In accordance with GST regulations, TDS must be deducted at a rate of 2% on payments made to suppliers of taxable goods and/or services. This deduction applies when the total value of such supplies, under a specific contract, surpasses Rs. 2,50,000.

However, it is important to note that no tax deduction is required when the supplier's location and the place of supply differ from the state where the recipient is registered.

Let us find out about the updates regarding the TDS provisions for fy 2022-23 and a year prior

1) A person is liable for Tax Deduction at Source (TDS) at a rate of 1% when making payments for the transfer of virtual digital assets.

2) Starting April 1st, 2023, cooperative societies are required to deduct tax on cash withdrawals exceeding Rs 3 crore, instead of the previous limit of Rs 1 crore.

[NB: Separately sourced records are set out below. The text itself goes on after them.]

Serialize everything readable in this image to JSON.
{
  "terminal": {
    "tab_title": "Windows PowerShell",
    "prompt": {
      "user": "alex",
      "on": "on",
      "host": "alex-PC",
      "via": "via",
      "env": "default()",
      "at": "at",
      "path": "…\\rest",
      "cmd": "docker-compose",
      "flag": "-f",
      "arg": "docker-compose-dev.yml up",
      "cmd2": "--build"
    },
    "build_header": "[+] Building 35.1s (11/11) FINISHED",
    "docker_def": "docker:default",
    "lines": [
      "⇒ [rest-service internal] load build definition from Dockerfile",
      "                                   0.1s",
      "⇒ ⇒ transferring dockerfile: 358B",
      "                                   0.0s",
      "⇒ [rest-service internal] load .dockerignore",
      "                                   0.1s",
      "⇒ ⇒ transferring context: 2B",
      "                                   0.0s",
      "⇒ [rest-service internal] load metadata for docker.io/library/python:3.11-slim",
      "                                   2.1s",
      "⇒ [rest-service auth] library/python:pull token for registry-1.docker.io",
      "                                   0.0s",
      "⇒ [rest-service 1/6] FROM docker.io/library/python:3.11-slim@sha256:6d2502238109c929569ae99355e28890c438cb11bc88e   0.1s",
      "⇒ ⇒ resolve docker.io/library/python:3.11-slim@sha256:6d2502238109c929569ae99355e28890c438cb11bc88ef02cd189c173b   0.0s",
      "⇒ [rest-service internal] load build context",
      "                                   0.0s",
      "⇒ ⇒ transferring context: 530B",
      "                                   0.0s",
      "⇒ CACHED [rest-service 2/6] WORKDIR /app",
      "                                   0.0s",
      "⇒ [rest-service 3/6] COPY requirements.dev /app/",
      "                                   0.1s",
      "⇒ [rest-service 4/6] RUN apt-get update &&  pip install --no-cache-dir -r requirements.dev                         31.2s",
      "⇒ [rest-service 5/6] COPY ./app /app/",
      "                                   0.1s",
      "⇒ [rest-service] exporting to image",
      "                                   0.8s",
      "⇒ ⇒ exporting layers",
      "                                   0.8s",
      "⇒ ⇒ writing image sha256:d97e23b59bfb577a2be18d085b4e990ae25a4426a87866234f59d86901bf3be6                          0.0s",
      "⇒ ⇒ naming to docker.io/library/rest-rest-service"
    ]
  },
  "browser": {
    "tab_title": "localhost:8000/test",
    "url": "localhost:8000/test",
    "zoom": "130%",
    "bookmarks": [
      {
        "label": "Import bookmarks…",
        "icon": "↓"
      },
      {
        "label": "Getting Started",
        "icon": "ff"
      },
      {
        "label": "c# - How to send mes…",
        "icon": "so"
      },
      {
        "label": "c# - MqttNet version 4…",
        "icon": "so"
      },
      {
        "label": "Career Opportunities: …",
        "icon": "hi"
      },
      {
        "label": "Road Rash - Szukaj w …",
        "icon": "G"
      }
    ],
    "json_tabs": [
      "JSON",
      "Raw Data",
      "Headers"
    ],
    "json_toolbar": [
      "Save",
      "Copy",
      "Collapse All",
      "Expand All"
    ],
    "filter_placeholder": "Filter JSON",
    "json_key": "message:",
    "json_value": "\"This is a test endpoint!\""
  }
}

3) A proposed amendment to the amount for TDS deduction on the sale of immovable property. The buyer should deduct tax at a rate of 1% on the sum paid/credited or the stamp duty value of the property, whichever is higher.

4) There is no exemption from TDS on interest earned from listed debentures. Therefore, the tax must be deducted from the interest accrued from such specified securities.

5) The TDS rate on provident fund (PF) withdrawals for employees without a PAN has been reduced to 20% from the maximum marginal rate.

6) Starting April 1st, 2023, non-residents earning income from mutual funds in India can present a Tax Residency Certificate to avail of the TDS benefit as per the rate specified in the tax treaty, instead of the standard 20% rate.

7) Any person providing perks or benefits, whether convertible into money or not, to a resident for carrying out any business or profession is required to deduct TDS at a rate of 10%.

8) Section 194BA introduced TDS on income earned from online gaming activities.


Q1: What is the significance of Tax Deducted at Source (TDS)?

TDS serves as a pivotal measure to collect taxes at the source of income. It entails deducting the applicable tax amount before making specific payments and subsequently remitting it to the government.

Q2: Who bears the responsibility for TDS deduction under the GST law?

The obligation of TDS deduction under the GST law falls upon entities such as departments or establishments of the Central Government or State Government, local authorities, governmental agencies, and individuals or categories of individuals as notified by the Government.

Q3: At what point should TDS be deducted in accordance with the Income Tax Act?

TDS should be deducted during the payment process for the specified payments as outlined in the Income Tax Act. However, it is noteworthy that individuals or Hindu Undivided Families (HUFs) whose books are not subject to audit are exempted from this deduction requirement.

Q4: What are the ramifications of non-compliance with TDS deduction or failure to remit the deducted amount to the government?

Non-compliance with TDS deduction or the failure to remit the deducted amount within the specified timeframe can give rise to penalties, interest, and legal repercussions. Adhering to TDS provisions is essential to ensure compliance and avoid potential consequences with the tax authorities.